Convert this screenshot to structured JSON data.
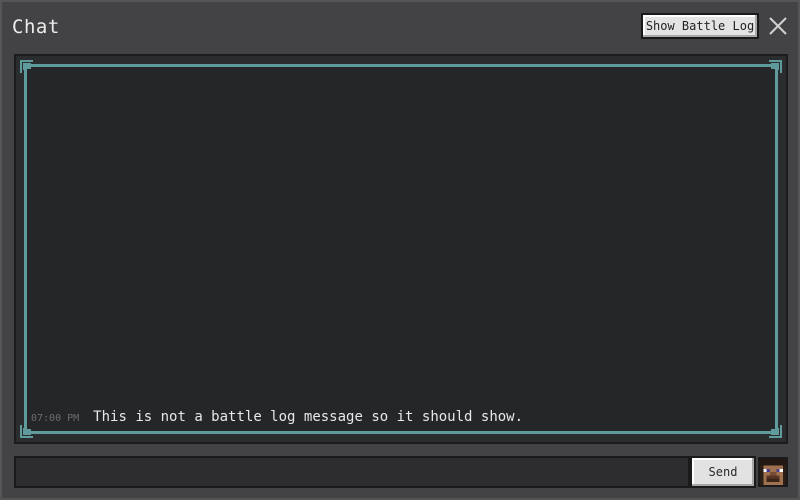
{
  "window": {
    "title": "Chat",
    "close_icon": "close-icon"
  },
  "toolbar": {
    "battle_log_label": "Show Battle Log"
  },
  "chat": {
    "messages": [
      {
        "time": "07:00 PM",
        "text": "This is not a battle log message so it should show."
      }
    ]
  },
  "composer": {
    "input_value": "",
    "input_placeholder": "",
    "send_label": "Send",
    "emote_icon": "player-head-icon"
  },
  "colors": {
    "panel_background": "#434345",
    "chat_background": "#252628",
    "frame_accent": "#5f9a9c",
    "button_face": "#e4e4e4"
  }
}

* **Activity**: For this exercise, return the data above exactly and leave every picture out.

* **Exercise response**:
Convert this screenshot to structured JSON data.
{
  "window": {
    "title": "Chat",
    "close_icon": "close-icon"
  },
  "toolbar": {
    "battle_log_label": "Show Battle Log"
  },
  "chat": {
    "messages": [
      {
        "time": "07:00 PM",
        "text": "This is not a battle log message so it should show."
      }
    ]
  },
  "composer": {
    "input_value": "",
    "input_placeholder": "",
    "send_label": "Send",
    "emote_icon": "player-head-icon"
  },
  "colors": {
    "panel_background": "#434345",
    "chat_background": "#252628",
    "frame_accent": "#5f9a9c",
    "button_face": "#e4e4e4"
  }
}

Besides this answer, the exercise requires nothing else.